     The album is actually composed of seven songs, broken periodically by an interlude entitled 'Big Blue', which is broken itself into three different parts. This ongoing number is a trance-like instrumental that for the most part, ties the record together from start to finish. Adding a slower element to the fast nature of the album too, the only other possible substitute could be 'Den of Love', with it's seaside crooning and surreal female contribution half way through. The other six tracks don't feel like sitting sit at all though. Like fidgety children, they keep it all contained, before letting their groovy passion blast out your headphones, given half a chance. 'Clap' kicks things off with some eager humming that explodes into a fury of drumming and beautiful lyricism. 'ESP' follows, as one of my favourite songs. The vocals change up throughout, from background sound to leading the track. The dynamics transition more than nicely, from fast to slow to fast to slow again. You can just tell a lot of blood sweat and tears have gone into making 'Tosta Mista', and I think that's all paid off. 'Brahama' is another solid three minutes, filled with effected humming and the playful singing of notes rather than words. The title track just has some unbelievably lines thrown in, from feeling like a 'gyspy gnome' to 'the world is an egg that I've laid', and I love just it. The female vocals add that special softness too, which is nice for the album's sonic contrast. The second half of 'Tosta Mista' isn't as immediately strong as the first, but when intoxicated by the title track and 'ESP', you hardly notice.

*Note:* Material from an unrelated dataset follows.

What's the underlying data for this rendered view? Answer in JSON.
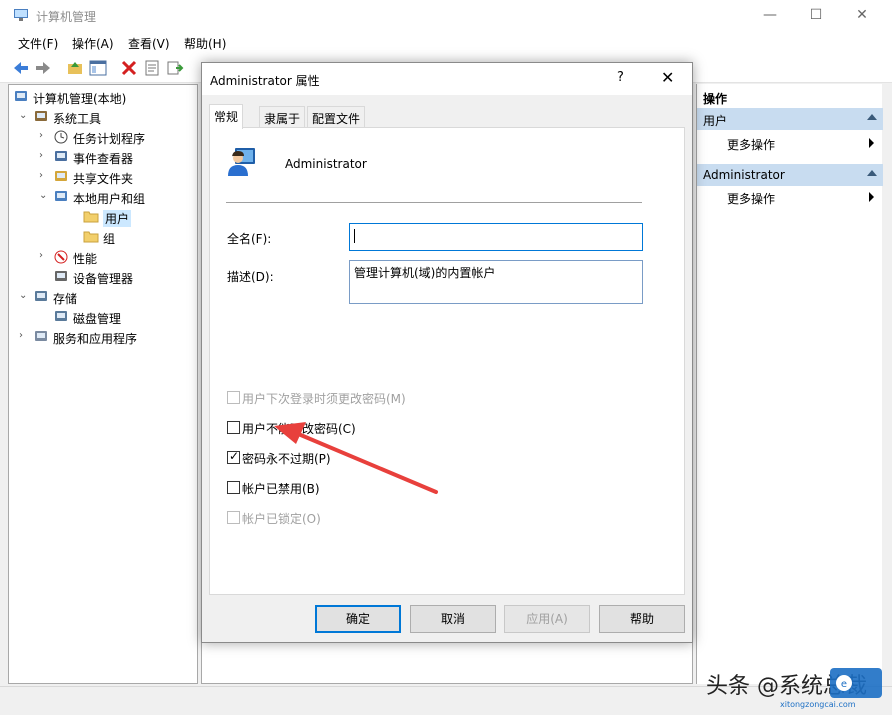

     All in all, I think I've ran out of adjectives to describe Hood Fang's latest effort. Take my other words for it though, 'Tosta Mista' is most definitely something to hear. A considerable step away from the 'cute' label 'Album' landed them with, this Canadian sextet has grown and matured and ground away at their style until they got it polished to a level everyone is happy with, no more so than myself. Witty songwriting, instrumentation that surfs on the waves of quirky pop, and a vocalist to match, Hooded Fang have proven themselves a musical gem. They don't take themselves too seriously either, which makes them and their sound so unmistakably endearing. Stream the title track below or buy the record here!